COVID-19: Temporary suspension of re-entry permit waivers for long-term visa holders

29 May 20

REPUBLIC OF KOREA

IMPACT – HIGH

South Korea recently announced the suspension of re-entry permit waivers for long-term visa holders to mitigate the spread of COVID-19.

Key Points:

  • With effect from June 1, all foreigners, excluding holders of A-1 (Diplomatic), A-2 (Official), A-3 (Treaties) and F-4 (Overseas Koreans) visas, who reside in South Korea with long-term visas, must apply for a re-entry permit through a local immigration office before leaving South Korea if they wish to maintain their status and period of stay. Leaving South Korea without a re-entry permit will result in cancellation of their Alien Registration, and they will then need to obtain a new long-term visa to re-enter South Korea.
  • All foreigners who are granted a re-entry permit and wish to re-enter South Korea must undergo a medical examination not earlier than 48 hours prior to the date of their departure for South Korea, and present a written diagnosis when requested by the transport operator or immigration office. Failure to do so may result in re-entry denial. The diagnosis must be written in English or Korean, signed by a medical examiner, and issued by an authorized medical institution.
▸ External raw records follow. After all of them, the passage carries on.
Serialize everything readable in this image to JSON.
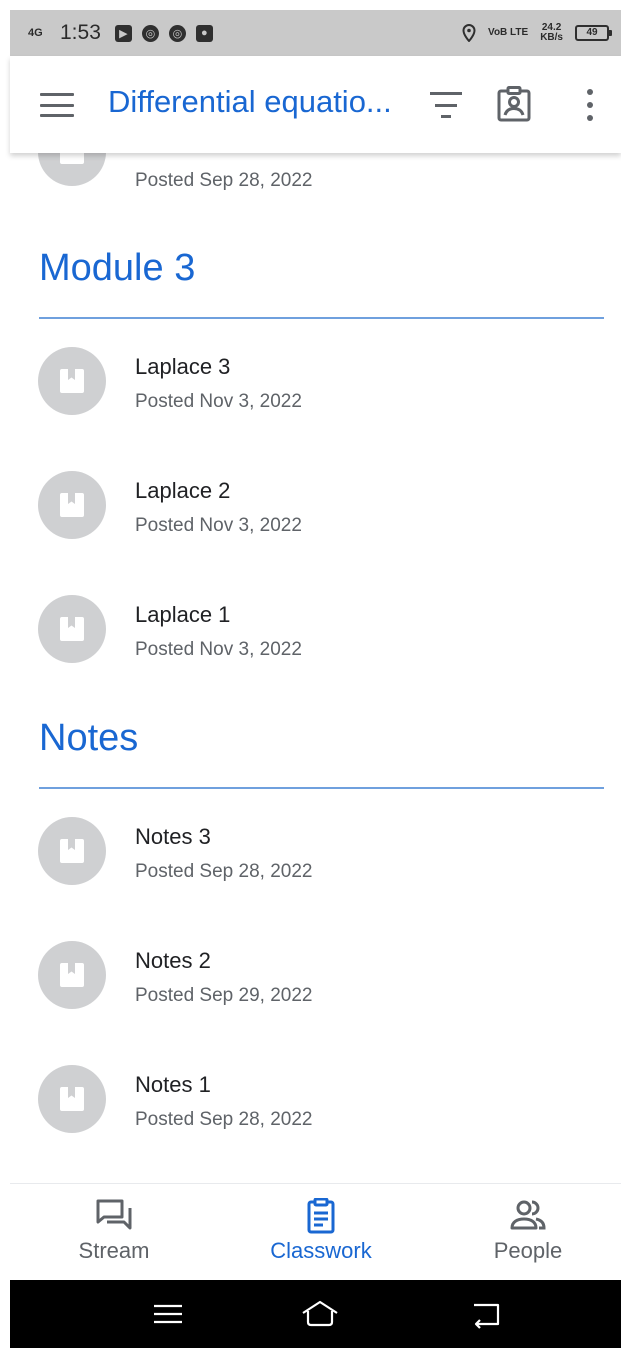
{
  "status_bar": {
    "network": "4G",
    "time": "1:53",
    "volte": "VoB LTE",
    "speed_value": "24.2",
    "speed_unit": "KB/s",
    "battery": "49"
  },
  "app_bar": {
    "title": "Differential equatio..."
  },
  "partial_item": {
    "date": "Posted Sep 28, 2022"
  },
  "sections": [
    {
      "heading": "Module 3",
      "items": [
        {
          "title": "Laplace 3",
          "date": "Posted Nov 3, 2022"
        },
        {
          "title": "Laplace 2",
          "date": "Posted Nov 3, 2022"
        },
        {
          "title": "Laplace 1",
          "date": "Posted Nov 3, 2022"
        }
      ]
    },
    {
      "heading": "Notes",
      "items": [
        {
          "title": "Notes 3",
          "date": "Posted Sep 28, 2022"
        },
        {
          "title": "Notes 2",
          "date": "Posted Sep 29, 2022"
        },
        {
          "title": "Notes 1",
          "date": "Posted Sep 28, 2022"
        }
      ]
    }
  ],
  "bottom_nav": {
    "items": [
      {
        "label": "Stream",
        "icon": "stream-icon",
        "active": false
      },
      {
        "label": "Classwork",
        "icon": "classwork-icon",
        "active": true
      },
      {
        "label": "People",
        "icon": "people-icon",
        "active": false
      }
    ]
  },
  "colors": {
    "accent": "#1967d2",
    "icon_circle": "#cfd0d2",
    "status_bar": "#c9c9c9",
    "text_secondary": "#5f6368"
  }
}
It must also include the date of examination and the presence or absence of fever, cough, chills, headache, breathing difficulties, muscle pain, and pulmonary symptoms.
  • However, foreigners who hold an Isolation Exemption Certificate issued by a South Korean embassy or consulate are exempted from medical examination and the obligation to submit a written diagnosis.

Analysis & Comments: Employers should anticipate disruptions to employee mobility and arrange travel schedules for affected travelers accordingly. The response to the COVID-19 pandemic continues to develop, and Deloitte will provide additional updates as information becomes available. Please check Deloitte’s COVID-19 Digital Map, available here, for information on travel restrictions and immigration changes in other countries.
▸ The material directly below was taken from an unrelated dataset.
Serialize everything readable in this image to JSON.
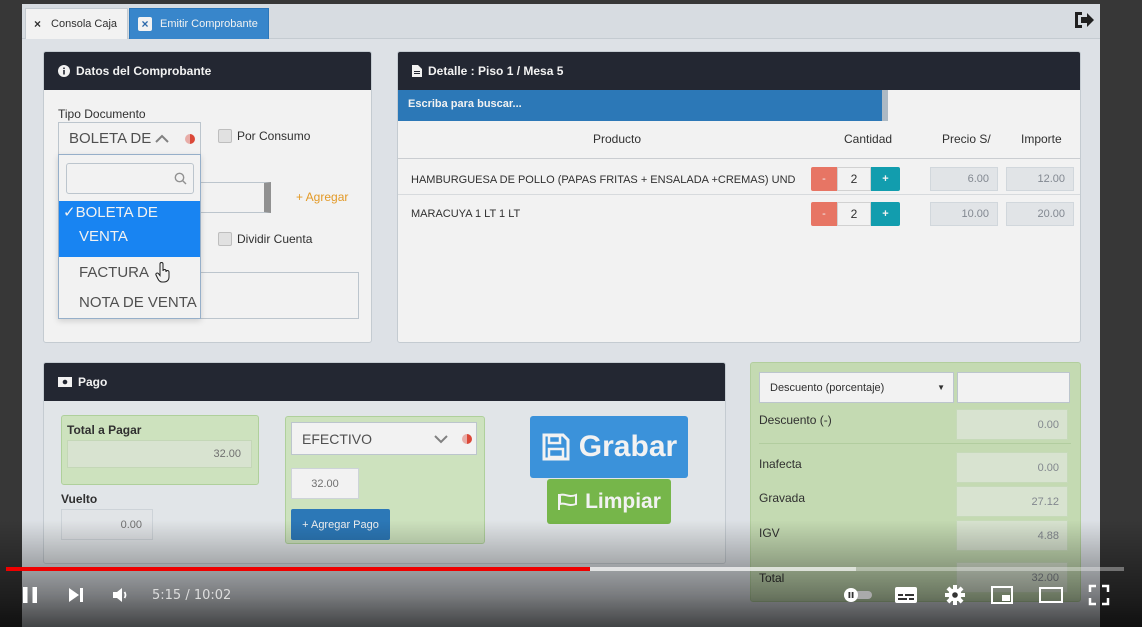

Rest of World Source: Deloitte. Deloitte refers to one or more of Deloitte Touche Tohmatsu Limited (“DTTL”), its global network of member firms, and their related entities. DTTL (also referred to as “Deloitte Global”) and each of its member firms are legally separate and independent entities. DTTL does not provide services to clients. Please see www.deloitte.com/about to learn more. Deloitte Legal means the legal practices of Deloitte Touche Tohmatsu Limited member firms or their affiliates that provide legal services. For legal, regulatory and other reasons, not all member firms provide legal services. This includes Deloitte Tax LLP in the United States which does not provide legal and/or immigration advice or services. This communication contains general information only, and none of Deloitte Touche Tohmatsu Limited, its member firms or their related entities (collectively, the “Deloitte network”) is, by means of this communication, rendering professional advice or services. Before making any decision or taking any action that may affect your finances or your business, you should consult a qualified professional adviser. No entity in the Deloitte network shall be responsible for any loss whatsoever sustained by any person who relies on this communication. © 2020. For information, contact Deloitte Touche Tohmatsu Limited.